I learned that to truly live, to truly be happy, self-forgiveness is not just important, it’s essential. It’s the key to shedding the weight of past mistakes and embracing the future with open arms. It’s the foundation upon which meaningful relationships are built, starting with your own personal relationship.
And it’s not just a one-time thing. “Yom Kippur is over, check!” Much like the enduring spirit of teshuvah, self-forgiveness is a continuous process, a perpetual journey of self-discovery and renewal. There will be days when the weight feels too much, when the old guilt and regret come creeping back in. But it’s about learning to push through, to remind yourself of your worth and keep moving forward.
This journey, as tough as it may be, is crucial. Because if you can’t forgive yourself, how can you truly be happy? How can you build meaningful relationships with others if the one with yourself is broken?
Yom Kippur, a day that once loomed in my calendar as a symbol of solemn reflection, has been reimagined as something profoundly beautiful. It has transformed into a blank page — a canvas not entirely void but tinged with the subtle hues of past experiences and learned lessons. It’s a day that represents not an end but a beginning, not a judgment but an awakening. Despite the inherent challenges posed by my Type A personality, the relentless pursuit of perfection, and the stringent self-expectations, I’ve embarked on the journey of self-forgiveness. I’ve learned to extend grace to myself, to embrace my imperfections, and to view my mistakes not as irrevocable flaws but as invaluable opportunities for growth and enlightenment. In the gentle embrace of Yom Kippur, I’ve discovered the power of teshuvah, the transformative essence of self-love, and the liberating beauty of self-forgiveness, setting forth on a path of continuous self-discovery and spiritual renewal.

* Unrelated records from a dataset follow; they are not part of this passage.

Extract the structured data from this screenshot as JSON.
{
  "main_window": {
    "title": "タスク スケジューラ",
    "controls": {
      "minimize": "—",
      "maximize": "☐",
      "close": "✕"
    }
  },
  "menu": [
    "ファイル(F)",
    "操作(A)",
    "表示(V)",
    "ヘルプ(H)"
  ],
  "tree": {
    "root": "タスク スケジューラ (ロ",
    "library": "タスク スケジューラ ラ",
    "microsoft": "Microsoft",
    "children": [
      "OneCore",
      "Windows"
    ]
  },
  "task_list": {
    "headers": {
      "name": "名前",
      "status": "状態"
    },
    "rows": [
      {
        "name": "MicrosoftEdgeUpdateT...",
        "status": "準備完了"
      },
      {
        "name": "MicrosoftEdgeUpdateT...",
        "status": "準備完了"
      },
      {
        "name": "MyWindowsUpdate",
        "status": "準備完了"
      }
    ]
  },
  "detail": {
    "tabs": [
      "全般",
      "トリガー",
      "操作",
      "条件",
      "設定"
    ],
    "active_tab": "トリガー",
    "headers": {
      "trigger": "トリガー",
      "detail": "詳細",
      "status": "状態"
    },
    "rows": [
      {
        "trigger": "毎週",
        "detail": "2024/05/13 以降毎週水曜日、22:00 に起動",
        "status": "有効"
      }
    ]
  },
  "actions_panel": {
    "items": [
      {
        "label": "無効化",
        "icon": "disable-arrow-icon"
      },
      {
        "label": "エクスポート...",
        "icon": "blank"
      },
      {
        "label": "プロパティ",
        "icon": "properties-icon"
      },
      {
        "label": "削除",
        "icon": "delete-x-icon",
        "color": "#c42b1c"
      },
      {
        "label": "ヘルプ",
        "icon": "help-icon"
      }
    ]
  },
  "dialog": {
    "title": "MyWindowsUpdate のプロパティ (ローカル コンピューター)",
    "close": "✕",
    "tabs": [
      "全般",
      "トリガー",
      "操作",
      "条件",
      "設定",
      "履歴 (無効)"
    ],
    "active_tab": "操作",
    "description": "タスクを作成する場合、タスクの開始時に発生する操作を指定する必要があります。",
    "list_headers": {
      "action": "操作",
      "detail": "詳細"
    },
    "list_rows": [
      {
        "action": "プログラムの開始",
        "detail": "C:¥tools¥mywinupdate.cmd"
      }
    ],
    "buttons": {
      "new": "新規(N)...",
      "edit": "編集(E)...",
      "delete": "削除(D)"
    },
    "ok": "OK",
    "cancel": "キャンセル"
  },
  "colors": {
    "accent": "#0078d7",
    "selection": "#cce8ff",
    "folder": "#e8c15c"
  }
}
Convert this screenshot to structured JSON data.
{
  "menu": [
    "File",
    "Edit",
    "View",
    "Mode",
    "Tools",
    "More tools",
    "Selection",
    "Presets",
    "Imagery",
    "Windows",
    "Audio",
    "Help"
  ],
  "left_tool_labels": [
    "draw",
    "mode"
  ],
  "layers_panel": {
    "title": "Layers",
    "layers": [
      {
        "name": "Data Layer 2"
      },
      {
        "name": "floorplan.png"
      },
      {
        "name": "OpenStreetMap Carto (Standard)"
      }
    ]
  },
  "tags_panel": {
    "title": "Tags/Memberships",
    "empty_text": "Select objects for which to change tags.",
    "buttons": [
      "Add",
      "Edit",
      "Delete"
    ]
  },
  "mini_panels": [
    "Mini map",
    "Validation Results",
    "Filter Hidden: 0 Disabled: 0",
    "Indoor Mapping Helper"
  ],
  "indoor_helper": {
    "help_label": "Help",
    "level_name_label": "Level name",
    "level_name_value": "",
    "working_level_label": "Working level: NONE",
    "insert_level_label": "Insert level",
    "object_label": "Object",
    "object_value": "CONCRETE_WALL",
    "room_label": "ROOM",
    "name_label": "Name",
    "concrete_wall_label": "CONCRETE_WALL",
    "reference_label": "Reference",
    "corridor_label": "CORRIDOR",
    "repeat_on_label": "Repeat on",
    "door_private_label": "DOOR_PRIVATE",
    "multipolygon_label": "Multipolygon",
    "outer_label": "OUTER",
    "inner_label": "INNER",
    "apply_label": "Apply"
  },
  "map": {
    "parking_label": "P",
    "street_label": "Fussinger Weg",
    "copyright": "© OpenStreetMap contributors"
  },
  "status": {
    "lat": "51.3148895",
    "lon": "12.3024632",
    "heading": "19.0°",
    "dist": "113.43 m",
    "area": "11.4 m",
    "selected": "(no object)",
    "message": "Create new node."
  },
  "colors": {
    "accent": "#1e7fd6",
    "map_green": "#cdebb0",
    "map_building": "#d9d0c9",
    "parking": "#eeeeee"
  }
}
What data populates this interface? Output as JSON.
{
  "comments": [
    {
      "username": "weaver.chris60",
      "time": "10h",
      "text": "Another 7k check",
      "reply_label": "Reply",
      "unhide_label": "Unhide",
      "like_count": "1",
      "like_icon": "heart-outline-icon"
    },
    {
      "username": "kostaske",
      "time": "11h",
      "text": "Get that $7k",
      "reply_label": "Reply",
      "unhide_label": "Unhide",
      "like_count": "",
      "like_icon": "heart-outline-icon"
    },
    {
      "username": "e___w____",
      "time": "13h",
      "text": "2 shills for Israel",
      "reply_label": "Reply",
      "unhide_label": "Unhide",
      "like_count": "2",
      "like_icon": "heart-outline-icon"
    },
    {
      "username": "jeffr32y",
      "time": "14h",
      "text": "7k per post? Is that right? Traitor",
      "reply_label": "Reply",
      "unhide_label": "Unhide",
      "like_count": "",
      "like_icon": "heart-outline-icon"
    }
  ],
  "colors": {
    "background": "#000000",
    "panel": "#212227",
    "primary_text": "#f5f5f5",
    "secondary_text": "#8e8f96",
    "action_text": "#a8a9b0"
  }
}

To a year of growth and self-forgiveness, G’mar Chatimah Tovah,